Research gives new knowledge about the Atlantic overturning circulation
Scientist Laura de Steur of the Norwegian Polar Institute and her colleague Femke de Jong have done research that contributes to understanding the process of the Atlantic Meridional Overturning Circulation (AMOC).
New research activity on sea ice near the North Pole
Two scientists from the Norwegian Polar Institute returned recently from fieldwork at the Russian base Barneo, which is drifting on the sea ice in the vicinity of the North Pole.
Clouds halve the climatic effect of bare ocean
Dwindling sea ice in the Arctic is given a key role in climate change and is feared as a driver of global warming.
New report: Climate Change in the Norwegian Arctic - Implications for life in the North
NorACIA (Norwegian Arctic Climate Impact Assessment) report "Climate change in the Arctic.

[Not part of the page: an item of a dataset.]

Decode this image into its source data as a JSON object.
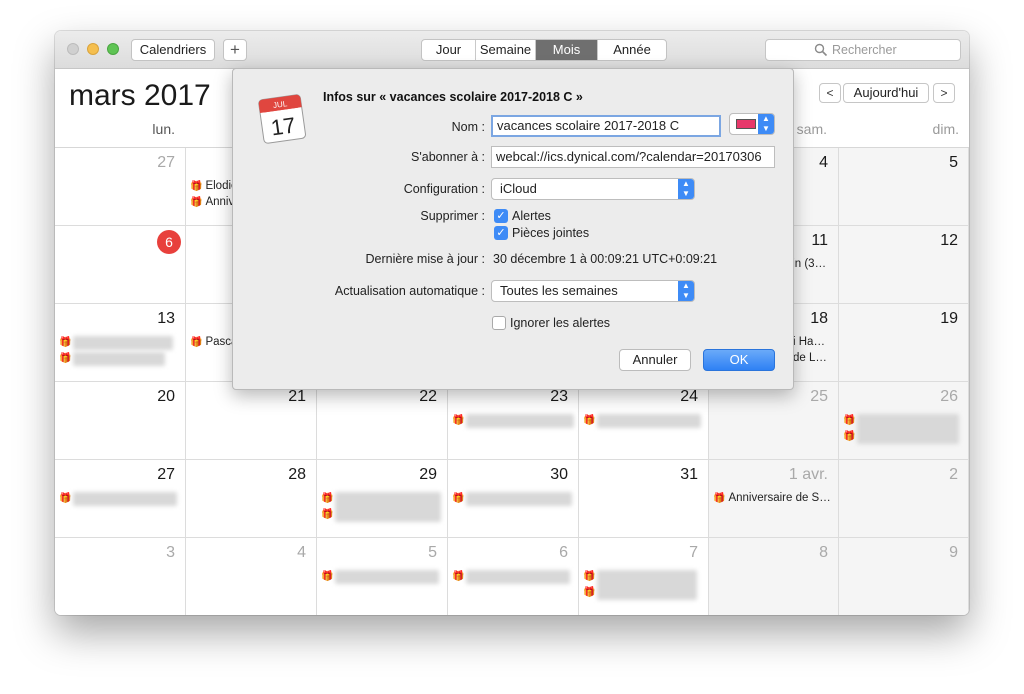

Consequences for life in the north", is translated into English.
Chinese researchers visiting Tromsø
The Chinese-Norwegian research project AMORA is developing measuring devices to improve the understanding of how the sun affects global warming, and which role the Arctic sea ice plays in this. The participants of the project recently met in Tromsø.
Living foraminiferes and the climate history of the last 2000 years
Scientists working on the IPY-projects SciencePub and Norclim will collect sediment samples from the Kongsfjorden-Krossfjorden System next week.
International workshop on black carbon in snow
A seminar on black carbon in snow sampling, albedo effects and climate impact was recently organized in Tromsø.
February 21 at 4 pm, 1600 UTC, the Norwegian-American Scientific Traverse of East Antarctica 2007-2009 rolled in to Troll Station. The field part of this large IPY project has been successfully completed.
Melt ponds may explain rapid melting of sea ice
The current climate models do not predict an ice-free Arctic for another 50 to 100 years, but observations show that melting of the sea ice is accelerating. Why are none of the models able to describe this rapid change? Melt ponds on the sea ice in summer may be part of the explanation.
Norwegian-Canadian collaboration in the Circumpolar Flaw Lead System Study
The Circumpolar Flaw Lead System Study (CFL) is a large Canadian-led international effort to understand the role of the CFL in a context of Arctic warming.